- _Data records_
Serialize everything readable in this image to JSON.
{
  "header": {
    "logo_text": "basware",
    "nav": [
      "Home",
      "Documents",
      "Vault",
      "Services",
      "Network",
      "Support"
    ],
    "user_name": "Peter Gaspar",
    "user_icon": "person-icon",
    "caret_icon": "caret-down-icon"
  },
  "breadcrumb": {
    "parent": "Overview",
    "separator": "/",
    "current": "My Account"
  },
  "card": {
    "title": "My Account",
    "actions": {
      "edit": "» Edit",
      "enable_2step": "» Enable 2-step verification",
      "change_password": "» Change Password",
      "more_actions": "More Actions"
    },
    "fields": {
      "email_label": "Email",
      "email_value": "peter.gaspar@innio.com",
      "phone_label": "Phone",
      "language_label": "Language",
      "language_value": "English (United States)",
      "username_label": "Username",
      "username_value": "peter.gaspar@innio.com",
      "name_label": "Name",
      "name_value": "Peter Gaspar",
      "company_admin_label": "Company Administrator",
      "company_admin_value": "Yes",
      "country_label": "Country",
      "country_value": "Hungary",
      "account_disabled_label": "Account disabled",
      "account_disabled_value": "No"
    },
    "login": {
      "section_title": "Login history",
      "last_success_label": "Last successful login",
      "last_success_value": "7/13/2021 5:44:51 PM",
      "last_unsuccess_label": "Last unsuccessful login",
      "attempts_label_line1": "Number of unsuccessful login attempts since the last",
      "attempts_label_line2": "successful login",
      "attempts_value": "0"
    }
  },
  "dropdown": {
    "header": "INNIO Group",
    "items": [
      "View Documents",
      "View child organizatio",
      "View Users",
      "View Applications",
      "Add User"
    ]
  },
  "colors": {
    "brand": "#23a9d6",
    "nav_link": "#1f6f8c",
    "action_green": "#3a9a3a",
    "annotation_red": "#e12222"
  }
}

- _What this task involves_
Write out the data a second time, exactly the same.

- _Problem solution_
Serialize everything readable in this image to JSON.
{
  "header": {
    "logo_text": "basware",
    "nav": [
      "Home",
      "Documents",
      "Vault",
      "Services",
      "Network",
      "Support"
    ],
    "user_name": "Peter Gaspar",
    "user_icon": "person-icon",
    "caret_icon": "caret-down-icon"
  },
  "breadcrumb": {
    "parent": "Overview",
    "separator": "/",
    "current": "My Account"
  },
  "card": {
    "title": "My Account",
    "actions": {
      "edit": "» Edit",
      "enable_2step": "» Enable 2-step verification",
      "change_password": "» Change Password",
      "more_actions": "More Actions"
    },
    "fields": {
      "email_label": "Email",
      "email_value": "peter.gaspar@innio.com",
      "phone_label": "Phone",
      "language_label": "Language",
      "language_value": "English (United States)",
      "username_label": "Username",
      "username_value": "peter.gaspar@innio.com",
      "name_label": "Name",
      "name_value": "Peter Gaspar",
      "company_admin_label": "Company Administrator",
      "company_admin_value": "Yes",
      "country_label": "Country",
      "country_value": "Hungary",
      "account_disabled_label": "Account disabled",
      "account_disabled_value": "No"
    },
    "login": {
      "section_title": "Login history",
      "last_success_label": "Last successful login",
      "last_success_value": "7/13/2021 5:44:51 PM",
      "last_unsuccess_label": "Last unsuccessful login",
      "attempts_label_line1": "Number of unsuccessful login attempts since the last",
      "attempts_label_line2": "successful login",
      "attempts_value": "0"
    }
  },
  "dropdown": {
    "header": "INNIO Group",
    "items": [
      "View Documents",
      "View child organizatio",
      "View Users",
      "View Applications",
      "Add User"
    ]
  },
  "colors": {
    "brand": "#23a9d6",
    "nav_link": "#1f6f8c",
    "action_green": "#3a9a3a",
    "annotation_red": "#e12222"
  }
}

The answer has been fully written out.